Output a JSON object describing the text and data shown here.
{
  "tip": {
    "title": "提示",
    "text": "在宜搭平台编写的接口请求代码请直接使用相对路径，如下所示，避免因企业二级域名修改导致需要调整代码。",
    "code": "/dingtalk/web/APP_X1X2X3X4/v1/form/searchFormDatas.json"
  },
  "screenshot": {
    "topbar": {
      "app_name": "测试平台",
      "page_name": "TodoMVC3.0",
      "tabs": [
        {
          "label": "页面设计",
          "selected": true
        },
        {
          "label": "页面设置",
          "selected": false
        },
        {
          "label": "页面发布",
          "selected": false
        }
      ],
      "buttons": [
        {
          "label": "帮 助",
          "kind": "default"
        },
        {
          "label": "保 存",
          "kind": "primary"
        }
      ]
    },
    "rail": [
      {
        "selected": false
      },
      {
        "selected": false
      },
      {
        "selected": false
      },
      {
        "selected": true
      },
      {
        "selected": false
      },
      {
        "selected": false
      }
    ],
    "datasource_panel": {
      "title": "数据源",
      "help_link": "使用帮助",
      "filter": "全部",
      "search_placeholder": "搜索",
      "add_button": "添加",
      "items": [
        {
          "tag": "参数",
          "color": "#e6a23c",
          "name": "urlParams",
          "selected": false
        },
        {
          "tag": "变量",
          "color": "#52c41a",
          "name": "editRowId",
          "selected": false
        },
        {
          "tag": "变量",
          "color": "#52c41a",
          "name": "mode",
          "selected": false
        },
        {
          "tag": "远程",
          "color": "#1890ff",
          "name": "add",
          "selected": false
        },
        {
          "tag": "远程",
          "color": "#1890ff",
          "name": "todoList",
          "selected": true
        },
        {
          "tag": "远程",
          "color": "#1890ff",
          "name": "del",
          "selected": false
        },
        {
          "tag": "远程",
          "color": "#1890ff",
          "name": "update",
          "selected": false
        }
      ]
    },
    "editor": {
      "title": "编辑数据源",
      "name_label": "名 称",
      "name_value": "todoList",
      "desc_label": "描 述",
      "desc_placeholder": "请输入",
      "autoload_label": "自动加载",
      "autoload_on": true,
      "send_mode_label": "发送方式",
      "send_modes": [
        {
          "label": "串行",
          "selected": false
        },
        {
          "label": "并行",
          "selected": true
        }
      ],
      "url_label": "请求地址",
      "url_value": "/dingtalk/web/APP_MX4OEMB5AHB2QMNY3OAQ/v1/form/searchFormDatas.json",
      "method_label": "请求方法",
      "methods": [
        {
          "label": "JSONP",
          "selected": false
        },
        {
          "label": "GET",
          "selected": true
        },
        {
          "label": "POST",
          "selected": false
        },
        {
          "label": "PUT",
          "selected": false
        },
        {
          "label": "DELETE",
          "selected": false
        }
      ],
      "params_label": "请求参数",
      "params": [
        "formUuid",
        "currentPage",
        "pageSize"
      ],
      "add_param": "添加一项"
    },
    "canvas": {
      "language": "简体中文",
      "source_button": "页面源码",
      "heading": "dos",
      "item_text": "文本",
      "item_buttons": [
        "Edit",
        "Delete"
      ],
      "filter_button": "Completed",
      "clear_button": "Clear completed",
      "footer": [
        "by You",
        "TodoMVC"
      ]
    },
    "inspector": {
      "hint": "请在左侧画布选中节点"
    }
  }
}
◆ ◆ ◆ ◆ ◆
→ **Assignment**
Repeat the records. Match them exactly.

→ **Exercise answer**
Output a JSON object describing the text and data shown here.
{
  "tip": {
    "title": "提示",
    "text": "在宜搭平台编写的接口请求代码请直接使用相对路径，如下所示，避免因企业二级域名修改导致需要调整代码。",
    "code": "/dingtalk/web/APP_X1X2X3X4/v1/form/searchFormDatas.json"
  },
  "screenshot": {
    "topbar": {
      "app_name": "测试平台",
      "page_name": "TodoMVC3.0",
      "tabs": [
        {
          "label": "页面设计",
          "selected": true
        },
        {
          "label": "页面设置",
          "selected": false
        },
        {
          "label": "页面发布",
          "selected": false
        }
      ],
      "buttons": [
        {
          "label": "帮 助",
          "kind": "default"
        },
        {
          "label": "保 存",
          "kind": "primary"
        }
      ]
    },
    "rail": [
      {
        "selected": false
      },
      {
        "selected": false
      },
      {
        "selected": false
      },
      {
        "selected": true
      },
      {
        "selected": false
      },
      {
        "selected": false
      }
    ],
    "datasource_panel": {
      "title": "数据源",
      "help_link": "使用帮助",
      "filter": "全部",
      "search_placeholder": "搜索",
      "add_button": "添加",
      "items": [
        {
          "tag": "参数",
          "color": "#e6a23c",
          "name": "urlParams",
          "selected": false
        },
        {
          "tag": "变量",
          "color": "#52c41a",
          "name": "editRowId",
          "selected": false
        },
        {
          "tag": "变量",
          "color": "#52c41a",
          "name": "mode",
          "selected": false
        },
        {
          "tag": "远程",
          "color": "#1890ff",
          "name": "add",
          "selected": false
        },
        {
          "tag": "远程",
          "color": "#1890ff",
          "name": "todoList",
          "selected": true
        },
        {
          "tag": "远程",
          "color": "#1890ff",
          "name": "del",
          "selected": false
        },
        {
          "tag": "远程",
          "color": "#1890ff",
          "name": "update",
          "selected": false
        }
      ]
    },
    "editor": {
      "title": "编辑数据源",
      "name_label": "名 称",
      "name_value": "todoList",
      "desc_label": "描 述",
      "desc_placeholder": "请输入",
      "autoload_label": "自动加载",
      "autoload_on": true,
      "send_mode_label": "发送方式",
      "send_modes": [
        {
          "label": "串行",
          "selected": false
        },
        {
          "label": "并行",
          "selected": true
        }
      ],
      "url_label": "请求地址",
      "url_value": "/dingtalk/web/APP_MX4OEMB5AHB2QMNY3OAQ/v1/form/searchFormDatas.json",
      "method_label": "请求方法",
      "methods": [
        {
          "label": "JSONP",
          "selected": false
        },
        {
          "label": "GET",
          "selected": true
        },
        {
          "label": "POST",
          "selected": false
        },
        {
          "label": "PUT",
          "selected": false
        },
        {
          "label": "DELETE",
          "selected": false
        }
      ],
      "params_label": "请求参数",
      "params": [
        "formUuid",
        "currentPage",
        "pageSize"
      ],
      "add_param": "添加一项"
    },
    "canvas": {
      "language": "简体中文",
      "source_button": "页面源码",
      "heading": "dos",
      "item_text": "文本",
      "item_buttons": [
        "Edit",
        "Delete"
      ],
      "filter_button": "Completed",
      "clear_button": "Clear completed",
      "footer": [
        "by You",
        "TodoMVC"
      ]
    },
    "inspector": {
      "hint": "请在左侧画布选中节点"
    }
  }
}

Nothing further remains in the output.